Within the new parent company, the two chains will remain stand-alone businesses and maintain their current headquarters. Burger King is run from Miami, while Tim Hortons is based in the Toronto suburb of Oakville.
Daniel Schwartz, Burger King’s chief executive officer, will become group CEO of the merged company, as well as remaining head of the fast-food chain. Tim Hortons CEO Marc Caira, meanwhile, will continue to run that chain. Alex Behring, a managing partner at 3G who has served as Burger King’s executive chairman, will continue in that role for the new global company.

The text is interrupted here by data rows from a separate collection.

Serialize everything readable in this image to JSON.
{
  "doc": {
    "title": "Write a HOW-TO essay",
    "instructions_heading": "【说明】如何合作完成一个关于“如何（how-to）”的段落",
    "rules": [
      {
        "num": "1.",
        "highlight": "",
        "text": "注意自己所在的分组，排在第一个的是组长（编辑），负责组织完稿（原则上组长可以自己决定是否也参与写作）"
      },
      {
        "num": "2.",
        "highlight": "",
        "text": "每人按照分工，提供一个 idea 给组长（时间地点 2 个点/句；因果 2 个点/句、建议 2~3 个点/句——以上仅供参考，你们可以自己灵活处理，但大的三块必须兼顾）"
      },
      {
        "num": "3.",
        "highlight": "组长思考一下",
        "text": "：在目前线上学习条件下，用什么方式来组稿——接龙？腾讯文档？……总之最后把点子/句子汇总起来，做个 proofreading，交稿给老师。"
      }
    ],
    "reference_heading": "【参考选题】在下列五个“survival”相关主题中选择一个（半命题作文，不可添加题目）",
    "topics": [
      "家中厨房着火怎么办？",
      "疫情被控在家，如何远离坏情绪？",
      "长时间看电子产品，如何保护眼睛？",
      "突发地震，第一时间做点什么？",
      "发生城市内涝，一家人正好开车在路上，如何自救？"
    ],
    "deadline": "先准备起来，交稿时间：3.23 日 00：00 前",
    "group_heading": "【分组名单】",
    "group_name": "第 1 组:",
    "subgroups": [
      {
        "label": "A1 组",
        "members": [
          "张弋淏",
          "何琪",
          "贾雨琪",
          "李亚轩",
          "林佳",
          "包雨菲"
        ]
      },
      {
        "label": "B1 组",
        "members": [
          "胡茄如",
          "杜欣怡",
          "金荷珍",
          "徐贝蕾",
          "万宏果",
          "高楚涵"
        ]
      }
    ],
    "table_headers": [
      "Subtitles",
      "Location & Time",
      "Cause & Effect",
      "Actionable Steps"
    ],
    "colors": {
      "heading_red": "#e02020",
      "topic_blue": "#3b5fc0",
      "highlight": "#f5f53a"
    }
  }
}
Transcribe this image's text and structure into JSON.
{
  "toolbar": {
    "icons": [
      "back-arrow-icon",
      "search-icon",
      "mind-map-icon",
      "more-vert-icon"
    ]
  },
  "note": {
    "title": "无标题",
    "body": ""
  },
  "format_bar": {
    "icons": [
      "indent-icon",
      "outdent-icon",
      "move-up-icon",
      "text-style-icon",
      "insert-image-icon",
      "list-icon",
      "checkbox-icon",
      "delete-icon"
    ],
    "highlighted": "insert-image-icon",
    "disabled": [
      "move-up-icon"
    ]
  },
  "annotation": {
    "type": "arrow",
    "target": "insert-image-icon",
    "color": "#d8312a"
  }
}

Burger King has lined up $12.5 billion in financing to fund the cash portion of the deal, including $9.5 billion from a debt package led by JPMorgan Chase & Co. and Wells Fargo & Co.
Lazard, JPMorgan and Wells Fargo served as Burger King’s financial advisers, while Kirkland & Ellis LLP, Davies Ward Phillips & Vineberg LLP and Paul, Weiss, Rifkind, Wharton & Garrison LLP provided legal counsel. Tim Hortons received financial advice from Citigroup Inc. and RBC Capital Markets. Wachtell, Lipton, Rosen & Katz and Osler, Hoskin & Harcourt LLP served as legal counsel.
Burger King said it was committed to Canada and wouldn’t change the way Tim Hortons operates, aiming to reassure consumers that one of the country’s best-known brands wasn’t in jeopardy.
“Our customers, employees, franchisees and fellow Canadians can all rest assured that Tim Hortons will still be Tim Hortons following this transaction,” Caira said in the statement.